▶ **RECORDED DATA**
········

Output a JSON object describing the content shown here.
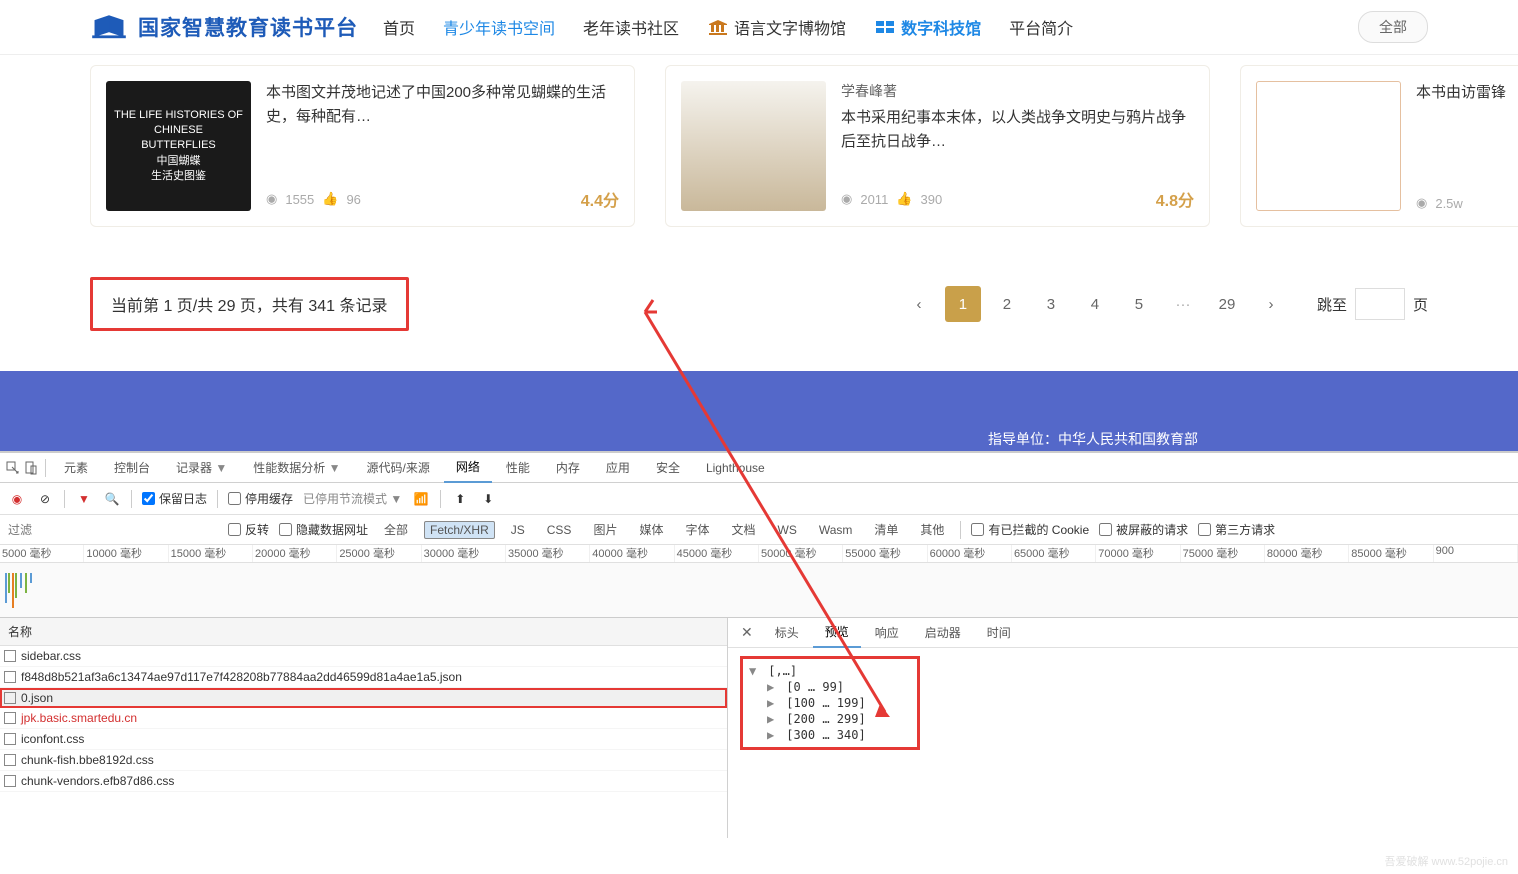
{
  "header": {
    "logo_text": "国家智慧教育读书平台",
    "nav": [
      "首页",
      "青少年读书空间",
      "老年读书社区",
      "语言文字博物馆",
      "数字科技馆",
      "平台简介"
    ],
    "active_nav": 1,
    "special_nav": 4,
    "filter_label": "全部"
  },
  "cards": [
    {
      "cover_text": "THE LIFE HISTORIES OF\nCHINESE\nBUTTERFLIES\n中国蝴蝶\n生活史图鉴",
      "desc": "本书图文并茂地记述了中国200多种常见蝴蝶的生活史，每种配有…",
      "views": "1555",
      "likes": "96",
      "rating": "4.4分"
    },
    {
      "author": "学春峰著",
      "desc": "本书采用纪事本末体，以人类战争文明史与鸦片战争后至抗日战争…",
      "views": "2011",
      "likes": "390",
      "rating": "4.8分"
    },
    {
      "desc": "本书由访雷锋",
      "views": "2.5w"
    }
  ],
  "pagination": {
    "info": "当前第 1 页/共 29 页，共有 341 条记录",
    "pages": [
      "1",
      "2",
      "3",
      "4",
      "5",
      "···",
      "29"
    ],
    "active": 0,
    "jump_label_pre": "跳至",
    "jump_label_post": "页"
  },
  "footer": {
    "text": "指导单位：中华人民共和国教育部"
  },
  "devtools": {
    "tabs": [
      "元素",
      "控制台",
      "记录器",
      "性能数据分析",
      "源代码/来源",
      "网络",
      "性能",
      "内存",
      "应用",
      "安全",
      "Lighthouse"
    ],
    "active_tab": 5,
    "toolbar": {
      "preserve_log": "保留日志",
      "disable_cache": "停用缓存",
      "throttling": "已停用节流模式"
    },
    "filter": {
      "placeholder": "过滤",
      "invert": "反转",
      "hide_data": "隐藏数据网址",
      "types": [
        "全部",
        "Fetch/XHR",
        "JS",
        "CSS",
        "图片",
        "媒体",
        "字体",
        "文档",
        "WS",
        "Wasm",
        "清单",
        "其他"
      ],
      "active_type": 1,
      "blocked_cookies": "有已拦截的 Cookie",
      "blocked_requests": "被屏蔽的请求",
      "third_party": "第三方请求"
    },
    "timeline": [
      "5000 毫秒",
      "10000 毫秒",
      "15000 毫秒",
      "20000 毫秒",
      "25000 毫秒",
      "30000 毫秒",
      "35000 毫秒",
      "40000 毫秒",
      "45000 毫秒",
      "50000 毫秒",
      "55000 毫秒",
      "60000 毫秒",
      "65000 毫秒",
      "70000 毫秒",
      "75000 毫秒",
      "80000 毫秒",
      "85000 毫秒",
      "900"
    ],
    "name_header": "名称",
    "requests": [
      {
        "name": "sidebar.css"
      },
      {
        "name": "f848d8b521af3a6c13474ae97d117e7f428208b77884aa2dd46599d81a4ae1a5.json"
      },
      {
        "name": "0.json",
        "highlighted": true
      },
      {
        "name": "jpk.basic.smartedu.cn",
        "red": true
      },
      {
        "name": "iconfont.css"
      },
      {
        "name": "chunk-fish.bbe8192d.css"
      },
      {
        "name": "chunk-vendors.efb87d86.css"
      }
    ],
    "detail_tabs": [
      "标头",
      "预览",
      "响应",
      "启动器",
      "时间"
    ],
    "active_detail": 1,
    "preview": {
      "root": "[,…]",
      "ranges": [
        "[0 … 99]",
        "[100 … 199]",
        "[200 … 299]",
        "[300 … 340]"
      ]
    }
  },
  "watermark": "吾爱破解 www.52pojie.cn"
}
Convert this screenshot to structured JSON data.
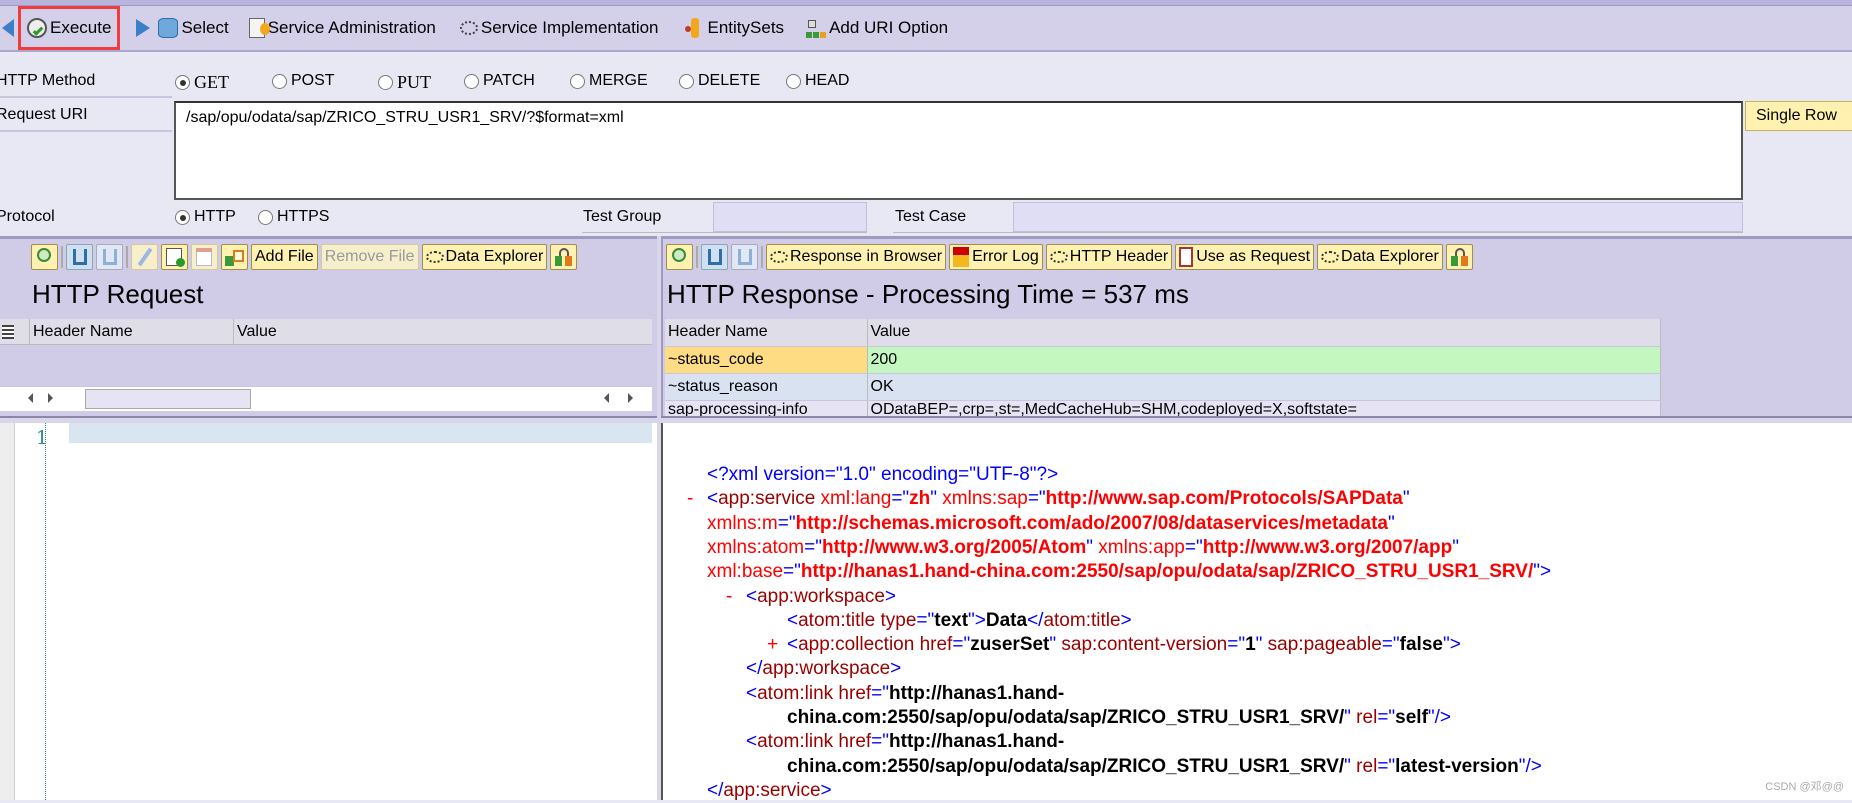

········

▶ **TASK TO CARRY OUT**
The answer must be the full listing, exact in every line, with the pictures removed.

▶ **EXPECTED OUTPUT**
Output a JSON object describing the content shown here.
{
  "header": {
    "logo_text": "国家智慧教育读书平台",
    "nav": [
      "首页",
      "青少年读书空间",
      "老年读书社区",
      "语言文字博物馆",
      "数字科技馆",
      "平台简介"
    ],
    "active_nav": 1,
    "special_nav": 4,
    "filter_label": "全部"
  },
  "cards": [
    {
      "cover_text": "THE LIFE HISTORIES OF\nCHINESE\nBUTTERFLIES\n中国蝴蝶\n生活史图鉴",
      "desc": "本书图文并茂地记述了中国200多种常见蝴蝶的生活史，每种配有…",
      "views": "1555",
      "likes": "96",
      "rating": "4.4分"
    },
    {
      "author": "学春峰著",
      "desc": "本书采用纪事本末体，以人类战争文明史与鸦片战争后至抗日战争…",
      "views": "2011",
      "likes": "390",
      "rating": "4.8分"
    },
    {
      "desc": "本书由访雷锋",
      "views": "2.5w"
    }
  ],
  "pagination": {
    "info": "当前第 1 页/共 29 页，共有 341 条记录",
    "pages": [
      "1",
      "2",
      "3",
      "4",
      "5",
      "···",
      "29"
    ],
    "active": 0,
    "jump_label_pre": "跳至",
    "jump_label_post": "页"
  },
  "footer": {
    "text": "指导单位：中华人民共和国教育部"
  },
  "devtools": {
    "tabs": [
      "元素",
      "控制台",
      "记录器",
      "性能数据分析",
      "源代码/来源",
      "网络",
      "性能",
      "内存",
      "应用",
      "安全",
      "Lighthouse"
    ],
    "active_tab": 5,
    "toolbar": {
      "preserve_log": "保留日志",
      "disable_cache": "停用缓存",
      "throttling": "已停用节流模式"
    },
    "filter": {
      "placeholder": "过滤",
      "invert": "反转",
      "hide_data": "隐藏数据网址",
      "types": [
        "全部",
        "Fetch/XHR",
        "JS",
        "CSS",
        "图片",
        "媒体",
        "字体",
        "文档",
        "WS",
        "Wasm",
        "清单",
        "其他"
      ],
      "active_type": 1,
      "blocked_cookies": "有已拦截的 Cookie",
      "blocked_requests": "被屏蔽的请求",
      "third_party": "第三方请求"
    },
    "timeline": [
      "5000 毫秒",
      "10000 毫秒",
      "15000 毫秒",
      "20000 毫秒",
      "25000 毫秒",
      "30000 毫秒",
      "35000 毫秒",
      "40000 毫秒",
      "45000 毫秒",
      "50000 毫秒",
      "55000 毫秒",
      "60000 毫秒",
      "65000 毫秒",
      "70000 毫秒",
      "75000 毫秒",
      "80000 毫秒",
      "85000 毫秒",
      "900"
    ],
    "name_header": "名称",
    "requests": [
      {
        "name": "sidebar.css"
      },
      {
        "name": "f848d8b521af3a6c13474ae97d117e7f428208b77884aa2dd46599d81a4ae1a5.json"
      },
      {
        "name": "0.json",
        "highlighted": true
      },
      {
        "name": "jpk.basic.smartedu.cn",
        "red": true
      },
      {
        "name": "iconfont.css"
      },
      {
        "name": "chunk-fish.bbe8192d.css"
      },
      {
        "name": "chunk-vendors.efb87d86.css"
      }
    ],
    "detail_tabs": [
      "标头",
      "预览",
      "响应",
      "启动器",
      "时间"
    ],
    "active_detail": 1,
    "preview": {
      "root": "[,…]",
      "ranges": [
        "[0 … 99]",
        "[100 … 199]",
        "[200 … 299]",
        "[300 … 340]"
      ]
    }
  },
  "watermark": "吾爱破解 www.52pojie.cn"
}
Convert this screenshot to structured JSON data.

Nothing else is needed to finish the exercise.